» AIM OF THE EXERCISE:
Your answer should be the records again, unchanged in wording and free of images.

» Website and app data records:
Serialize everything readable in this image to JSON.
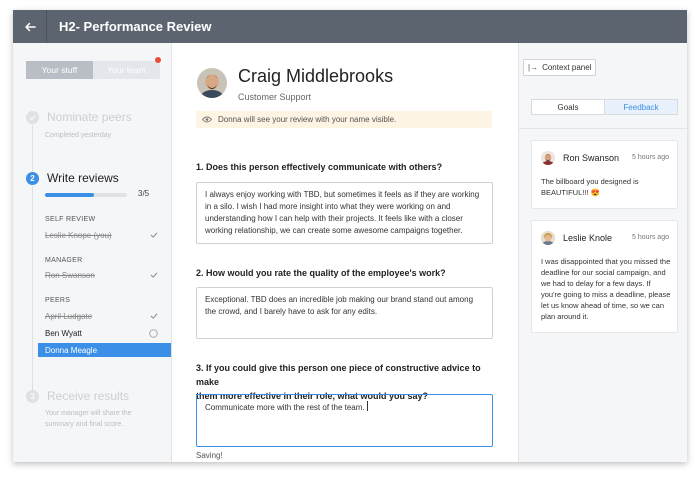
{
  "app": {
    "title": "H2- Performance Review"
  },
  "left_panel": {
    "segments": [
      {
        "label": "Your stuff"
      },
      {
        "label": "Your team"
      }
    ],
    "steps": [
      {
        "number": "",
        "title": "Nominate peers",
        "subtitle": "Completed yesterday"
      },
      {
        "number": "2",
        "title": "Write reviews",
        "progress_label": "3/5",
        "progress_fraction": 0.6
      },
      {
        "number": "3",
        "title": "Receive results",
        "subtitle_line1": "Your manager will share the",
        "subtitle_line2": "summary and final score."
      }
    ],
    "groups": {
      "self_review": {
        "label": "SELF REVIEW",
        "people": [
          {
            "name": "Leslie Knope (you)",
            "status": "done"
          }
        ]
      },
      "manager": {
        "label": "MANAGER",
        "people": [
          {
            "name": "Ron Swanson",
            "status": "done"
          }
        ]
      },
      "peers": {
        "label": "PEERS",
        "people": [
          {
            "name": "April Ludgate",
            "status": "done"
          },
          {
            "name": "Ben Wyatt",
            "status": "pending"
          },
          {
            "name": "Donna Meagle",
            "status": "selected"
          }
        ]
      }
    }
  },
  "main": {
    "employee": {
      "name": "Craig Middlebrooks",
      "role": "Customer Support"
    },
    "notice": "Donna will see your review with your name visible.",
    "questions": [
      {
        "text": "1. Does this person effectively communicate with others?",
        "answer": "I always enjoy working with TBD, but sometimes it feels as if they are working in a silo. I wish I had more insight into what they were working on and understanding how I can help with their projects. It feels like with a closer working relationship, we can create some awesome campaigns together."
      },
      {
        "text": "2. How would you rate the quality of the employee's work?",
        "answer": "Exceptional. TBD does an incredible job making our brand stand out among the crowd, and I barely have to ask for any edits."
      },
      {
        "text_line1": "3. If you could give this person one piece of constructive advice to make",
        "text_line2": "them more effective in their role, what would you say?",
        "answer": "Communicate more with the rest of the team."
      }
    ],
    "status": "Saving!"
  },
  "right_panel": {
    "context_button": "Context panel",
    "tabs": [
      {
        "label": "Goals"
      },
      {
        "label": "Feedback"
      }
    ],
    "feedback": [
      {
        "author": "Ron Swanson",
        "time": "5 hours ago",
        "message": "The billboard you designed is BEAUTIFUL!!! 😍"
      },
      {
        "author": "Leslie Knole",
        "time": "5 hours ago",
        "message": "I was  disappointed that you missed the deadline for our social campaign, and we had to delay for a few days. If you're going to miss a deadline, please let us know ahead of time, so we can plan around it."
      }
    ]
  },
  "colors": {
    "accent": "#3b8fe6",
    "topbar": "#5c6470",
    "notice_bg": "#fdf4e3"
  },
  "icons": [
    "back-arrow-icon",
    "check-icon",
    "circle-icon",
    "eye-icon",
    "panel-icon"
  ]
}
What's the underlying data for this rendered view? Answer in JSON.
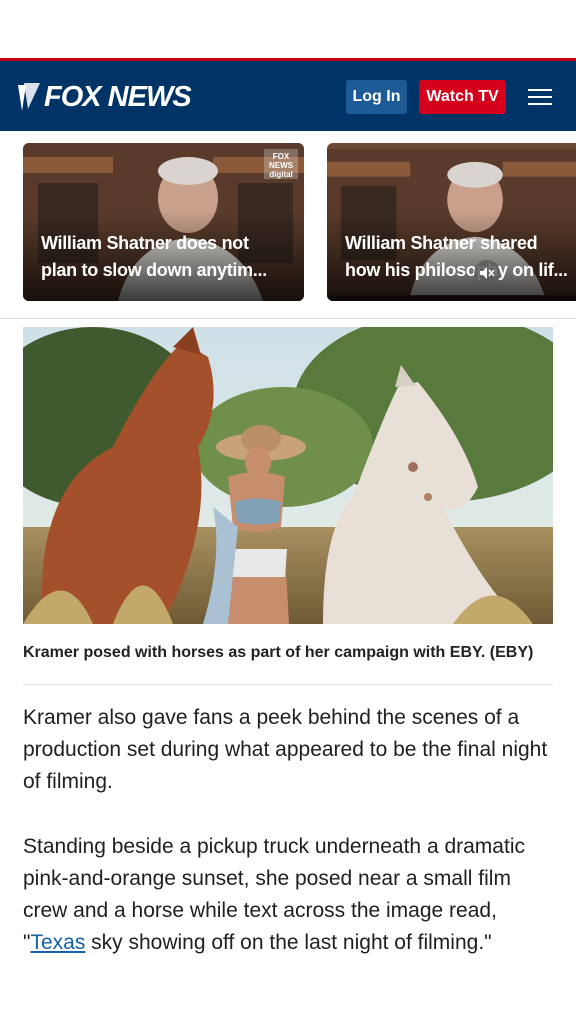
{
  "header": {
    "logo_text": "FOX NEWS",
    "login_label": "Log In",
    "watch_label": "Watch TV",
    "colors": {
      "bar": "#003366",
      "accent_red": "#c20017",
      "watch_button": "#d5001c",
      "login_button": "#1d5b96"
    }
  },
  "videos": [
    {
      "line1": "William Shatner does not",
      "line2": "plan to slow down anytim...",
      "badge": "FOX NEWS digital"
    },
    {
      "line1": "William Shatner shared",
      "line2": "how his philosophy on lif..."
    }
  ],
  "article": {
    "caption": "Kramer posed with horses as part of her campaign with EBY. (EBY)",
    "paragraph1": "Kramer also gave fans a peek behind the scenes of a production set during what appeared to be the final night of filming.",
    "paragraph2_before": "Standing beside a pickup truck underneath a dramatic pink-and-orange sunset, she posed near a small film crew and a horse while text across the image read, \"",
    "paragraph2_link": "Texas",
    "paragraph2_after": " sky showing off on the last night of filming.\""
  },
  "icons": {
    "logo": "fox-logo-icon",
    "menu": "hamburger-menu-icon",
    "mute": "mute-icon"
  }
}
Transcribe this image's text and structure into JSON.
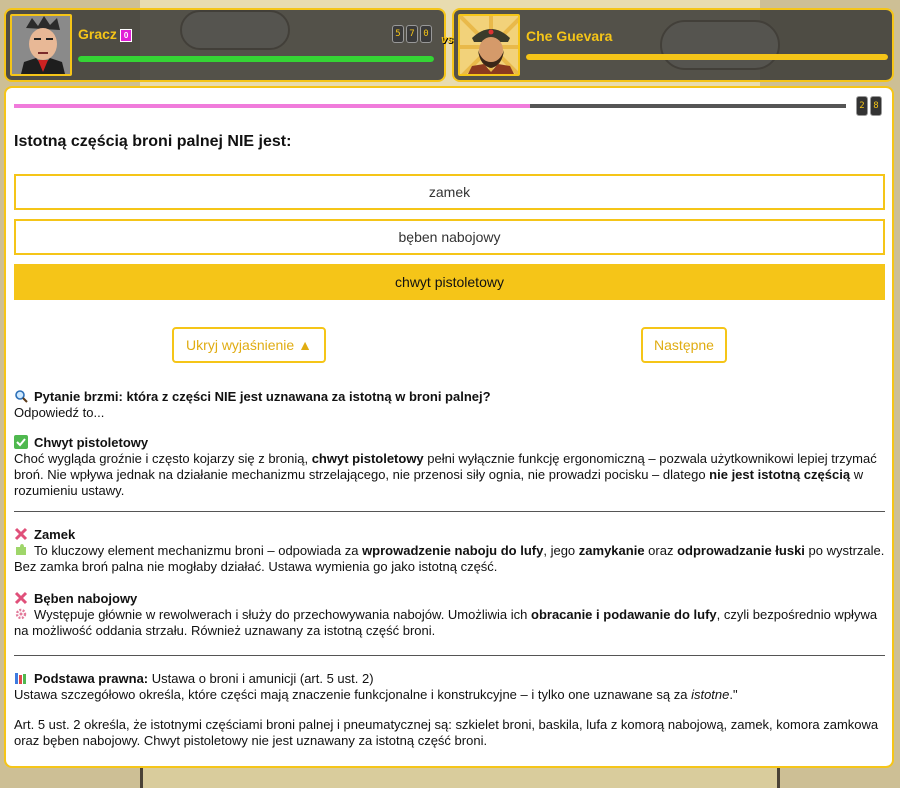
{
  "players": {
    "left": {
      "name": "Gracz",
      "level": "0",
      "score_digits": [
        "5",
        "7",
        "0"
      ],
      "health": 1.0
    },
    "right": {
      "name": "Che Guevara",
      "health": 1.0
    }
  },
  "vs_label": "vs",
  "quiz": {
    "progress": 0.62,
    "counter_digits": [
      "2",
      "8"
    ],
    "question": "Istotną częścią broni palnej NIE jest:",
    "answers": [
      "zamek",
      "bęben nabojowy",
      "chwyt pistoletowy"
    ],
    "selected_index": 2,
    "hide_explanation_label": "Ukryj wyjaśnienie ▲",
    "next_label": "Następne"
  },
  "explanation": {
    "intro_title": "Pytanie brzmi: która z części NIE jest uznawana za istotną w broni palnej?",
    "intro_text": "Odpowiedź to...",
    "s1_title": "Chwyt pistoletowy",
    "s1_a": "Choć wygląda groźnie i często kojarzy się z bronią, ",
    "s1_b": "chwyt pistoletowy",
    "s1_c": " pełni wyłącznie funkcję ergonomiczną – pozwala użytkownikowi lepiej trzymać broń. Nie wpływa jednak na działanie mechanizmu strzelającego, nie przenosi siły ognia, nie prowadzi pocisku – dlatego ",
    "s1_d": "nie jest istotną częścią",
    "s1_e": " w rozumieniu ustawy.",
    "s2_title": "Zamek",
    "s2_a": "To kluczowy element mechanizmu broni – odpowiada za ",
    "s2_b": "wprowadzenie naboju do lufy",
    "s2_c": ", jego ",
    "s2_d": "zamykanie",
    "s2_e": " oraz ",
    "s2_f": "odprowadzanie łuski",
    "s2_g": " po wystrzale. Bez zamka broń palna nie mogłaby działać. Ustawa wymienia go jako istotną część.",
    "s3_title": "Bęben nabojowy",
    "s3_a": "Występuje głównie w rewolwerach i służy do przechowywania nabojów. Umożliwia ich ",
    "s3_b": "obracanie i podawanie do lufy",
    "s3_c": ", czyli bezpośrednio wpływa na możliwość oddania strzału. Również uznawany za istotną część broni.",
    "s4_title": "Podstawa prawna:",
    "s4_title_rest": " Ustawa o broni i amunicji (art. 5 ust. 2)",
    "s4_line_a": "Ustawa szczegółowo określa, które części mają znaczenie funkcjonalne i konstrukcyjne – i tylko one uznawane są za ",
    "s4_line_b": "istotne",
    "s4_line_c": ".\"",
    "s4_para": "Art. 5 ust. 2 określa, że istotnymi częściami broni palnej i pneumatycznej są: szkielet broni, baskila, lufa z komorą nabojową, zamek, komora zamkowa oraz bęben nabojowy. Chwyt pistoletowy nie jest uznawany za istotną część broni."
  },
  "colors": {
    "accent": "#f5c518",
    "progress": "#f07bdb",
    "health_left": "#35d435",
    "badge": "#e01fd6"
  },
  "icons": [
    "magnifier-icon",
    "check-icon",
    "cross-icon",
    "puzzle-icon",
    "gear-icon",
    "books-icon"
  ]
}
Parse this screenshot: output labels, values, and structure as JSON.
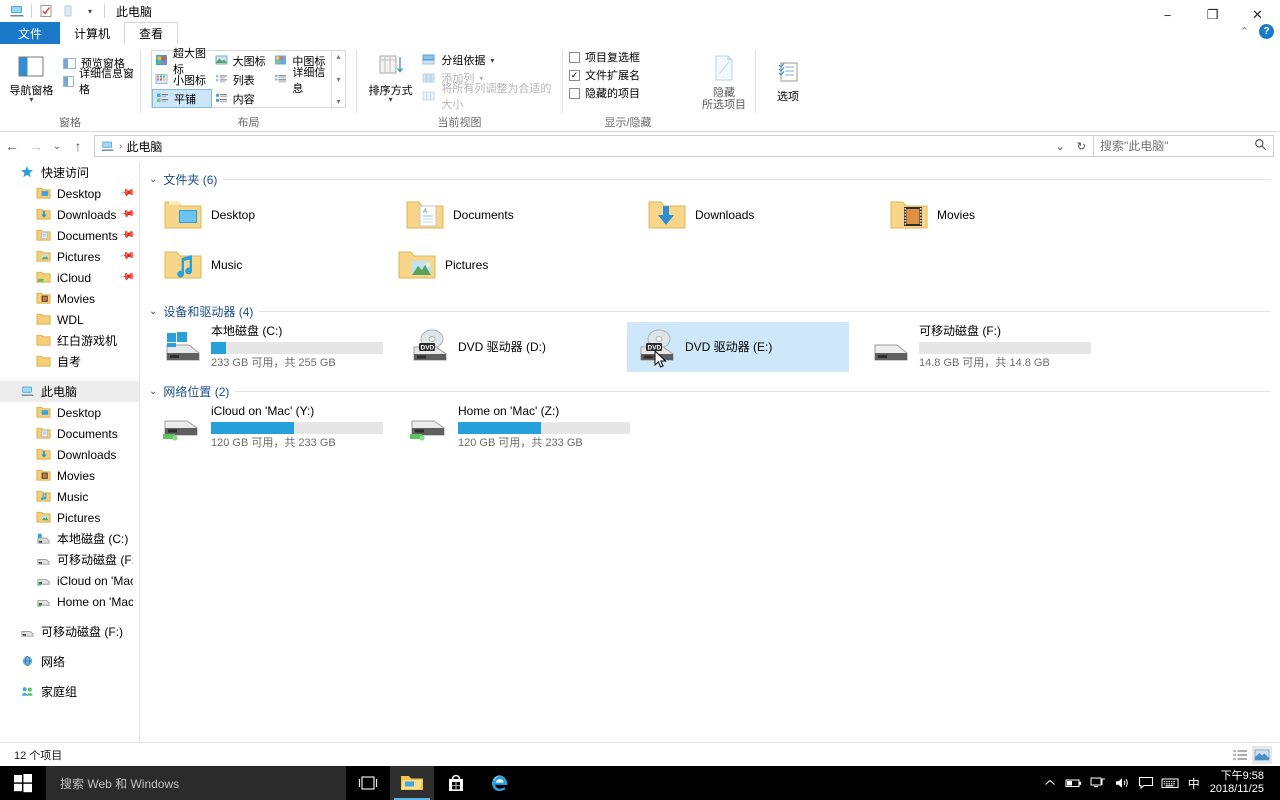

» ANSWER BELOW:
Serialize everything readable in this image to JSON.
{
  "app": {
    "title": "H2- Performance Review"
  },
  "left_panel": {
    "segments": [
      {
        "label": "Your stuff"
      },
      {
        "label": "Your team"
      }
    ],
    "steps": [
      {
        "number": "",
        "title": "Nominate peers",
        "subtitle": "Completed yesterday"
      },
      {
        "number": "2",
        "title": "Write reviews",
        "progress_label": "3/5",
        "progress_fraction": 0.6
      },
      {
        "number": "3",
        "title": "Receive results",
        "subtitle_line1": "Your manager will share the",
        "subtitle_line2": "summary and final score."
      }
    ],
    "groups": {
      "self_review": {
        "label": "SELF REVIEW",
        "people": [
          {
            "name": "Leslie Knope (you)",
            "status": "done"
          }
        ]
      },
      "manager": {
        "label": "MANAGER",
        "people": [
          {
            "name": "Ron Swanson",
            "status": "done"
          }
        ]
      },
      "peers": {
        "label": "PEERS",
        "people": [
          {
            "name": "April Ludgate",
            "status": "done"
          },
          {
            "name": "Ben Wyatt",
            "status": "pending"
          },
          {
            "name": "Donna Meagle",
            "status": "selected"
          }
        ]
      }
    }
  },
  "main": {
    "employee": {
      "name": "Craig Middlebrooks",
      "role": "Customer Support"
    },
    "notice": "Donna will see your review with your name visible.",
    "questions": [
      {
        "text": "1. Does this person effectively communicate with others?",
        "answer": "I always enjoy working with TBD, but sometimes it feels as if they are working in a silo. I wish I had more insight into what they were working on and understanding how I can help with their projects. It feels like with a closer working relationship, we can create some awesome campaigns together."
      },
      {
        "text": "2. How would you rate the quality of the employee's work?",
        "answer": "Exceptional. TBD does an incredible job making our brand stand out among the crowd, and I barely have to ask for any edits."
      },
      {
        "text_line1": "3. If you could give this person one piece of constructive advice to make",
        "text_line2": "them more effective in their role, what would you say?",
        "answer": "Communicate more with the rest of the team."
      }
    ],
    "status": "Saving!"
  },
  "right_panel": {
    "context_button": "Context panel",
    "tabs": [
      {
        "label": "Goals"
      },
      {
        "label": "Feedback"
      }
    ],
    "feedback": [
      {
        "author": "Ron Swanson",
        "time": "5 hours ago",
        "message": "The billboard you designed is BEAUTIFUL!!! 😍"
      },
      {
        "author": "Leslie Knole",
        "time": "5 hours ago",
        "message": "I was  disappointed that you missed the deadline for our social campaign, and we had to delay for a few days. If you're going to miss a deadline, please let us know ahead of time, so we can plan around it."
      }
    ]
  },
  "colors": {
    "accent": "#3b8fe6",
    "topbar": "#5c6470",
    "notice_bg": "#fdf4e3"
  },
  "icons": [
    "back-arrow-icon",
    "check-icon",
    "circle-icon",
    "eye-icon",
    "panel-icon"
  ]
}
What's the underlying data for this rendered view? Answer in JSON.
{
  "header": {
    "logo_text": "FOX NEWS",
    "login_label": "Log In",
    "watch_label": "Watch TV",
    "colors": {
      "bar": "#003366",
      "accent_red": "#c20017",
      "watch_button": "#d5001c",
      "login_button": "#1d5b96"
    }
  },
  "videos": [
    {
      "line1": "William Shatner does not",
      "line2": "plan to slow down anytim...",
      "badge": "FOX NEWS digital"
    },
    {
      "line1": "William Shatner shared",
      "line2": "how his philosophy on lif..."
    }
  ],
  "article": {
    "caption": "Kramer posed with horses as part of her campaign with EBY. (EBY)",
    "paragraph1": "Kramer also gave fans a peek behind the scenes of a production set during what appeared to be the final night of filming.",
    "paragraph2_before": "Standing beside a pickup truck underneath a dramatic pink-and-orange sunset, she posed near a small film crew and a horse while text across the image read, \"",
    "paragraph2_link": "Texas",
    "paragraph2_after": " sky showing off on the last night of filming.\""
  },
  "icons": {
    "logo": "fox-logo-icon",
    "menu": "hamburger-menu-icon",
    "mute": "mute-icon"
  }
}
Transcribe this image's text and structure into JSON.
{
  "players": {
    "left": {
      "name": "Gracz",
      "level": "0",
      "score_digits": [
        "5",
        "7",
        "0"
      ],
      "health": 1.0
    },
    "right": {
      "name": "Che Guevara",
      "health": 1.0
    }
  },
  "vs_label": "vs",
  "quiz": {
    "progress": 0.62,
    "counter_digits": [
      "2",
      "8"
    ],
    "question": "Istotną częścią broni palnej NIE jest:",
    "answers": [
      "zamek",
      "bęben nabojowy",
      "chwyt pistoletowy"
    ],
    "selected_index": 2,
    "hide_explanation_label": "Ukryj wyjaśnienie ▲",
    "next_label": "Następne"
  },
  "explanation": {
    "intro_title": "Pytanie brzmi: która z części NIE jest uznawana za istotną w broni palnej?",
    "intro_text": "Odpowiedź to...",
    "s1_title": "Chwyt pistoletowy",
    "s1_a": "Choć wygląda groźnie i często kojarzy się z bronią, ",
    "s1_b": "chwyt pistoletowy",
    "s1_c": " pełni wyłącznie funkcję ergonomiczną – pozwala użytkownikowi lepiej trzymać broń. Nie wpływa jednak na działanie mechanizmu strzelającego, nie przenosi siły ognia, nie prowadzi pocisku – dlatego ",
    "s1_d": "nie jest istotną częścią",
    "s1_e": " w rozumieniu ustawy.",
    "s2_title": "Zamek",
    "s2_a": "To kluczowy element mechanizmu broni – odpowiada za ",
    "s2_b": "wprowadzenie naboju do lufy",
    "s2_c": ", jego ",
    "s2_d": "zamykanie",
    "s2_e": " oraz ",
    "s2_f": "odprowadzanie łuski",
    "s2_g": " po wystrzale. Bez zamka broń palna nie mogłaby działać. Ustawa wymienia go jako istotną część.",
    "s3_title": "Bęben nabojowy",
    "s3_a": "Występuje głównie w rewolwerach i służy do przechowywania nabojów. Umożliwia ich ",
    "s3_b": "obracanie i podawanie do lufy",
    "s3_c": ", czyli bezpośrednio wpływa na możliwość oddania strzału. Również uznawany za istotną część broni.",
    "s4_title": "Podstawa prawna:",
    "s4_title_rest": " Ustawa o broni i amunicji (art. 5 ust. 2)",
    "s4_line_a": "Ustawa szczegółowo określa, które części mają znaczenie funkcjonalne i konstrukcyjne – i tylko one uznawane są za ",
    "s4_line_b": "istotne",
    "s4_line_c": ".\"",
    "s4_para": "Art. 5 ust. 2 określa, że istotnymi częściami broni palnej i pneumatycznej są: szkielet broni, baskila, lufa z komorą nabojową, zamek, komora zamkowa oraz bęben nabojowy. Chwyt pistoletowy nie jest uznawany za istotną część broni."
  },
  "colors": {
    "accent": "#f5c518",
    "progress": "#f07bdb",
    "health_left": "#35d435",
    "badge": "#e01fd6"
  },
  "icons": [
    "magnifier-icon",
    "check-icon",
    "cross-icon",
    "puzzle-icon",
    "gear-icon",
    "books-icon"
  ]
}
Parse this screenshot: output labels, values, and structure as JSON.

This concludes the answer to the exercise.